“With the state of the world right now, these are legitimate concerns, and it’s really scary,” he says. “Of course, they’re worried about their kids. Their kids are their most important things in life.” But he adds, “I also think that at some point, you can cross that line into territory that isn’t very helpful for you. And yes, things are really scary right now, but you also have to focus on facts. The facts are that schools are aware of what’s going on. They’re putting precautions in place. They have security. You know, and I think you have to trust in that to a certain extent and to focus on that. Because otherwise, if you live your life that way, you’re going to be living in a constant state of fear. And what I’d say living that way is not healthy for the parent… and by extension, it’s not healthy for the kids.”

“If the parent isn’t doing well or if the parent is struggling with this, then the kids are going to pick up on that and it’s going to impact how they feel. And I think if it is really problematic, parents are really having a hard time, then my suggestion would be to get help.”

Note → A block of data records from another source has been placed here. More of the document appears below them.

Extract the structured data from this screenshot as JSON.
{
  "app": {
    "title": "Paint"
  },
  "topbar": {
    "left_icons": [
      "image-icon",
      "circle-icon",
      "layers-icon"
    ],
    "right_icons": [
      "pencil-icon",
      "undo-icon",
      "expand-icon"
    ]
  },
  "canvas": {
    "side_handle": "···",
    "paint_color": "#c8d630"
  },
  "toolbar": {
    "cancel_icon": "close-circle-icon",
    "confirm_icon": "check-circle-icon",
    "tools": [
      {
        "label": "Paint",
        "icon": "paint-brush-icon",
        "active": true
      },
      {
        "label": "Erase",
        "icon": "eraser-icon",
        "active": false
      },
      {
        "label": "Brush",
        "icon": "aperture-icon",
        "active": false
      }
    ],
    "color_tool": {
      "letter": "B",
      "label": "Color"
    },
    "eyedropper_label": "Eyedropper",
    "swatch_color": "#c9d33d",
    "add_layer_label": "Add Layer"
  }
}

He continues: “There’s a famous psychologist or psychotherapist, Viktor Frankl, who was a concentration camp survivor who wrote Man’s Search for Meaning. In spite of being in a concentration camp, he was still able to find meaning in his life, whereas other people from the same circumstance, it just was completely — and understandably — devastating. They couldn’t go on. It’s about accepting the reality of your situation. And in spite of that [reality], figuring out: how do you continue to move forward in positive ways. What are the things, within your control, that you can do? These are really difficult questions. But I think in the moment when the emotion kicks in, it’s really hard to have that kind of clarity. I think lots of people are struggling, and I don’t know that there’s a great answer, but I think, again, the reality of our situation is we continue to move forward. And I think we have to be wise about the things that we can control and also be careful and safe.”

“Parents certainly don’t want to live their lives in fear. And you don’t want your child to grow up anxious and worried. Hopefully, we are learning better ways to protect schools and to protect kids. The other piece, I think, is that if people feel passionately and strongly about some of these things, they should consider getting involved in school boards and getting involved in what’s happening at school and having awareness. I think knowing how my child’s school would respond in these events  is another way to empower yourself.”